We, again, wish to acknowledge the businesses in the local area that have offered food, lodging and other support to help care for our soldiers and their families. And likewise, we express our gratitude to the local clergy which Ft. Hood has always had a close relationship with and has really proven beneficial in the wake of this event. I would highlight about this community, the Ft. Hood community, this is not something new because of this event. This relationship is enduring. It has been there. It continues now through this tragedy and it will continue in the future.

Lastly, we'd like to thank Congressman John Carter for his initiative in introducing House Resolution 895 which honors the victims of the tragedy of Ft. Hood. I'd like to conclude by emphasizing that Ft. Hood is a community and family, continues to focus on healing while continuing to prepare for our missions at hand. At this time, I'll take a few questions. Sir?

QUESTION: (inaudible)

ROSSI: Well, at Ft. Hood, again, we've -- we're assessing security measures as would be expected, and you'll see some enhanced security that initially was pretty heavy as we had gates closed. Eventually scaled it down and we're continuing to monitor our vulnerabilities, do an assessment to do what's right for the installation.

But you'll see there's a lot of routine activity still happening. As I mentioned, there's units that are still training for their missions, preparation for deployment, the readiness processing site where this took place, which is now a crime scene. We simply had to pick it up and move it to another location to keep soldiers processing to keep that cycle ongoing.

Again, from the second part, I believe was the psychological aspect of it, what I'd highlight there is soldiers and families, I don't want to say are used to this, but soldiers are trained to respond with their combat preparations to some of the violence that we saw here on Thursday. There's gunshots, there's wounded. Soldiers are trained to respond, to care for wounded, to move wounded, to control the environment, secure the environment, and then move on from that point. So their training kicks in.

And that's what we saw, the training of the soldiers and the training of our DES agents who contributed to that. Obviously the unique aspect of it, the surprising aspect and concerning one is that it didn't happen in Iraq or Afghanistan. The troubling part of it is it happened here in our own house. And that's the piece that most are troubled with right now, is -- is the location of where it happened and how could that happen.

So we're doing our best to move forward on that. All resources that can be brought to this location are still coming in to assist in the behavioral piece of this. Again, our concern is not just the immediate.
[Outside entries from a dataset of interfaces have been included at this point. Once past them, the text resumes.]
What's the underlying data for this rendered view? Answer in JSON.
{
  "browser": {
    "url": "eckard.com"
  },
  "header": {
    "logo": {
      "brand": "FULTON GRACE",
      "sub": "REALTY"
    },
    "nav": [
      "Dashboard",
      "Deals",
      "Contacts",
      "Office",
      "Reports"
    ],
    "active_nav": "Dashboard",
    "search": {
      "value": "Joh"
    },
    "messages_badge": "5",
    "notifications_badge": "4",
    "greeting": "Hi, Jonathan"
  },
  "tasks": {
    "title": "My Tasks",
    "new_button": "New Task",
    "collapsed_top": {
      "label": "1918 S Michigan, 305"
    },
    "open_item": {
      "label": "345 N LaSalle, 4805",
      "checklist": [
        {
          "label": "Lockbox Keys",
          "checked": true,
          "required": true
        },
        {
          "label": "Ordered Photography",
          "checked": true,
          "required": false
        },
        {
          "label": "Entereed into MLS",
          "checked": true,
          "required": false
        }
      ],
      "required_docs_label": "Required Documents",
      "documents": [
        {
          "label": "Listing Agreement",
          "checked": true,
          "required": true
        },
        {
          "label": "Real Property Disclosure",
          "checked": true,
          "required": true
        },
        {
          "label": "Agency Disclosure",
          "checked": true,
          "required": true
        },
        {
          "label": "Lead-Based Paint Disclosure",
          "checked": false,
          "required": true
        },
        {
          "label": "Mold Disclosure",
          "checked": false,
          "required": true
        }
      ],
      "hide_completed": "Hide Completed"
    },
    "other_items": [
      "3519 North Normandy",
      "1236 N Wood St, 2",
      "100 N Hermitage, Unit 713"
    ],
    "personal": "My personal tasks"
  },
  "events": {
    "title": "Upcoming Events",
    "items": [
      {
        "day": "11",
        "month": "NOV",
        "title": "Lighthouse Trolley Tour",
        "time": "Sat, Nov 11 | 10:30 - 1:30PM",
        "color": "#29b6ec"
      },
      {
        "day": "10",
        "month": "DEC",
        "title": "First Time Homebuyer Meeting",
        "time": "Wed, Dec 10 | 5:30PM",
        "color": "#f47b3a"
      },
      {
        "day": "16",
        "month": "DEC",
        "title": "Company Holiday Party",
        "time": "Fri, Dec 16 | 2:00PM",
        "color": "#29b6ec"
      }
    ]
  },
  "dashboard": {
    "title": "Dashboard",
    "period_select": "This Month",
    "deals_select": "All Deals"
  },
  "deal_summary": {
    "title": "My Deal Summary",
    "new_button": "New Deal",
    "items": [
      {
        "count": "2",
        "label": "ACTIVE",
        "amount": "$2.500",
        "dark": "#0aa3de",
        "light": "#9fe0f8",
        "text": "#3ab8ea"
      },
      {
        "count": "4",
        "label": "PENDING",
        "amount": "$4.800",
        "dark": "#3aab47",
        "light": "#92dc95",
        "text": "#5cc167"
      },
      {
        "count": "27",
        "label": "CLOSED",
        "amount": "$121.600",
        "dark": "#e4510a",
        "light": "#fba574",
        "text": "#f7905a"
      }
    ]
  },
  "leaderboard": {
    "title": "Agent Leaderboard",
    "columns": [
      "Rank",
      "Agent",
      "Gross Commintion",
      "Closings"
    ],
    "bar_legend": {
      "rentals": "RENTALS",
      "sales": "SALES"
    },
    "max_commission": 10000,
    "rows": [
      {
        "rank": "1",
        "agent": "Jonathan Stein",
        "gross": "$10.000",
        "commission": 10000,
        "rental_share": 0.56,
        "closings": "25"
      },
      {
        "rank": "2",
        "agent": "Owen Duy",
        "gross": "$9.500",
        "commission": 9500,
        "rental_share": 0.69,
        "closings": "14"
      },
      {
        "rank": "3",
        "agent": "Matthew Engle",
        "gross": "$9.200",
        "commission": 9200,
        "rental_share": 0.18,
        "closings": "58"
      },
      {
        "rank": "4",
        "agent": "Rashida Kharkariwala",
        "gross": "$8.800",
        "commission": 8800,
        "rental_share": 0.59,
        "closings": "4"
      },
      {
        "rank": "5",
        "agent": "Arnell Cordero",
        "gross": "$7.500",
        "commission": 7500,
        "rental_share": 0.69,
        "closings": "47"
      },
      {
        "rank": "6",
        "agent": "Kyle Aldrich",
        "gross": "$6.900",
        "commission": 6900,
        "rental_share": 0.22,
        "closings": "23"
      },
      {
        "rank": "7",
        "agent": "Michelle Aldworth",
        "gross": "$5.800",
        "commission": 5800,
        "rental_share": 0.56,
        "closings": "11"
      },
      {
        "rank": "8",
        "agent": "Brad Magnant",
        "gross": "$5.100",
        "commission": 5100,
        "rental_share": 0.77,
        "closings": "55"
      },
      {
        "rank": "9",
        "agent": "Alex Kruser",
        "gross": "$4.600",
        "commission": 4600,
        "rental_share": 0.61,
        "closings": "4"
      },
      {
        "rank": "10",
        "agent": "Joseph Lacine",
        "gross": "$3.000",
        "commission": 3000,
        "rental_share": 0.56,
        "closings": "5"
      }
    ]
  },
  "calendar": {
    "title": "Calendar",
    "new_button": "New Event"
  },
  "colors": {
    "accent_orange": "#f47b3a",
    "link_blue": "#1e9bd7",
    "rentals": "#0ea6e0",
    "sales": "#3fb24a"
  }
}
We're focusing on that right now, but we know that sometimes problems take a while to manifest themselves in individuals and might come up at a later time period. So we're looking to now for immediate response, and we're also working the long-term activities even, again, for the children off the installation that could be affected by this indirectly.

QUESTION: Colonel, for the victims who passed away, will they be getting the same type of honors if they were, say, killed in action? (inaudible), flag presentation to the families (inaudible)?

ROSSI: Again, after the medical piece of it, again, goes to the mortuary affairs, at that point they'll work for the return, the dignified return of the remains to the family. That's in the process right now, at which point they will work at their location with families for funerals and those kind of activities. And these heroes are being treated the same way.

KING: You've been listening to Colonel John Rossi there at Ft. Hood, Texas, explaining the investigation, also explaining the preparations being made for the proper burials and the honor for those killed in last Thursday's massacre at Ft. Hood, Texas. We'll continue to monitor this news conference and developments as they warrant. At the moment, for now, I'm John King in Washington. I'd like to thank you for being with us during this breaking coverage, and we now bring you "Fareed Zakaria: GPS" in its entirety.